Khardung La being one of the most popular destinations in Leh and the gateway to Nubra and Siachen glacier, one might encounter a lot of traffic and army convoys on the way and it is best to start off the journey early in the day to avoid as much traffic as you possibly can. The drive to Khardung La can get very bumpy as the weather and landslides that frequently happen here doesnt augor too well for well maintained roads! Having said that the drive to the summit of Khardung La is relatively easy compared to a few other rides in Leh. Road beyond South Pallu is in bad condition & gain in altitude is substantial and the elation of reaching the Khardurng la top is mind numbing!
Located about 75 kms from Keylong, Baralacha La at an altitude of 16,040 feet across the Bhaga river is the start point of several treks in Leh Ladakh region which include the famous Suraj Tal trek and Chandra Tal trek. It is always advisable to cross Baralacha La pass before noon. The melting of snow on the higher altitudes of this pass makes it difficult to cross it as the day advances.
Tanglang La Pass
Tanglang La on the Manali – Leh highway at an altitude of 17582 ft is the highest point on the highway. Tanglang la is like the gateway to Leh on the Manali – Leh route. Gata Loops and Tanglang La are the highlights of the Manali – Leh highway. Like most of the mountain passes in Leh on Tanglang la also there is a small temple and a marker stone whith the altitude of the pass mentioned on it!
Chang La Pass
The gateway to Changthang, Chang La at 17,590 ft is the third highest motorable pass. At the pass there is a shrine dedicated to Chang La baba after who the pass is also named. Tangste is the nearest settlement. Indian army serves tea here free of cost to tourists visiting Chang La pass!
Zoji La Pass
Zoji la Pass is one of the highest mountain passes on Srinagar – Ladakh highway about 100 km from Srinagar ahead of Sonmarg. Zoji la pass remains closed to traffic for nearly six months in a year due to heavy snowfall in winter. (Opens by April end)
The Marsimek-La pass built by ITBP at 18634 ft also makes unsubstantiated claims of being the highest motorable pass in the world! Marsimek-La is on the northern-most tip of the Plateau 35 kms from Pangong Tso.
Fotu La Pass
Fotu La pass on the Srinagar-Leh highway of the Himalayan Zanskar Range stands at a height of of 13,478ft (4,108m) above the sea level. This mountain pass is referred to as the highest point on the highway, going beyond the well-known Zoji La. The drive through the pass is a beautiful journey where you can stop to get an amazing view of the snow-clad mountain ranges.
Lachulung La Pass

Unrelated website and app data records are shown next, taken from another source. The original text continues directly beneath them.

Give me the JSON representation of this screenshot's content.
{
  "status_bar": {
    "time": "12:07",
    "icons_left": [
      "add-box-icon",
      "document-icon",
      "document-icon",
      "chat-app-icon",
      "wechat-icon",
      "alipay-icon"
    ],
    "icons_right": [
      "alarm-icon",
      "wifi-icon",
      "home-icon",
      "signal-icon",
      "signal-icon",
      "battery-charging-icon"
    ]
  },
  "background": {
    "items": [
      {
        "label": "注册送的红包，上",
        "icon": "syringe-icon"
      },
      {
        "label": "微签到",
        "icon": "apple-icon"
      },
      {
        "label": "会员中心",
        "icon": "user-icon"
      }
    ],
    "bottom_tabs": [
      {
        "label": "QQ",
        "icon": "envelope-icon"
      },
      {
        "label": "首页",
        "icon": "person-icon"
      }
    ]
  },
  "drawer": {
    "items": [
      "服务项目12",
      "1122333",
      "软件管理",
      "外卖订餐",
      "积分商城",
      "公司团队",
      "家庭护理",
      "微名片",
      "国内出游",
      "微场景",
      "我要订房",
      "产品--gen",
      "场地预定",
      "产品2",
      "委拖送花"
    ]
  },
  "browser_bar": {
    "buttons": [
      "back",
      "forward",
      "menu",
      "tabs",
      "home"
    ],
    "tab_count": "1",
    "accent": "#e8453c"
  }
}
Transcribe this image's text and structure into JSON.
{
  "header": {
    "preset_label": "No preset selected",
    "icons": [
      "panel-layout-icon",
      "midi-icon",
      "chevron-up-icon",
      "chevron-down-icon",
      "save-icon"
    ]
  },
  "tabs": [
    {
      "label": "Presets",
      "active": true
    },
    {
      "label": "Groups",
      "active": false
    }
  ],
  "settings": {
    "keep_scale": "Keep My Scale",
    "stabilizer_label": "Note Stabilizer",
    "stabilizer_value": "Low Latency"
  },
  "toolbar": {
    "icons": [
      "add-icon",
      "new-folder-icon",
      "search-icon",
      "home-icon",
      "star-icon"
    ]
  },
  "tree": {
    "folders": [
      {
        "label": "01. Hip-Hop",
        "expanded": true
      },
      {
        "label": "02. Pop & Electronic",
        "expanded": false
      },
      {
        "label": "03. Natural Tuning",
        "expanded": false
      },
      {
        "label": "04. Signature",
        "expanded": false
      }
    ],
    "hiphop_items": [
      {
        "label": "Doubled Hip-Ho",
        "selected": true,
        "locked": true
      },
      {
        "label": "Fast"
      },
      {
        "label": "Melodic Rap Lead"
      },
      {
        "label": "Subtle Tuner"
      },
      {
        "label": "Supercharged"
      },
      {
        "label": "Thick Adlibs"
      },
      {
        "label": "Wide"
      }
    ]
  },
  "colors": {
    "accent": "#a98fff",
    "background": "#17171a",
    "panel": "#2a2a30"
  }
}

Lachulung La, located in Ladakh separates the valleys of the Tsarap Chu Chu and the Tozay, where both are on the flow of the Zanskar and the Indus rivers. Situated on 16,600 feet above the sea level, the pass is quite close to the Sarchu and Pangong lake. The pass on the Leh-Manali Highway is around 8 kms from La Nakee that is around 24 kms towards the north of Pang. The road is visible from the narrow gap of the Lachulung Lungpa. While crossing the pass, the tourist buses and taxis take a halt here most of the times, to let the tourists admire the local natural beauty of the surrounding mountains. It is one of the favorite passes amongst the hikers as well as trekkers.
Namikala pass, located at the Zanskar range that connects Srinagar- Leh highway. This pass located at the height of 12,139 feet above the sea level is also known as the pillar of the sky passes. Namikala pass is situated on the way to Mulbek valley. Tourists here can see the rock carvings of Maitreya Buddha as well as a Gompa. It is one of the most important passess in Ladakh and the last one too, before one enters the Kargil region. You will find a number of signboards giving important information. Although a barren land, but once you cross the pass you can admire the breathtaking view of the lush green surroundings and snow-covered peaks.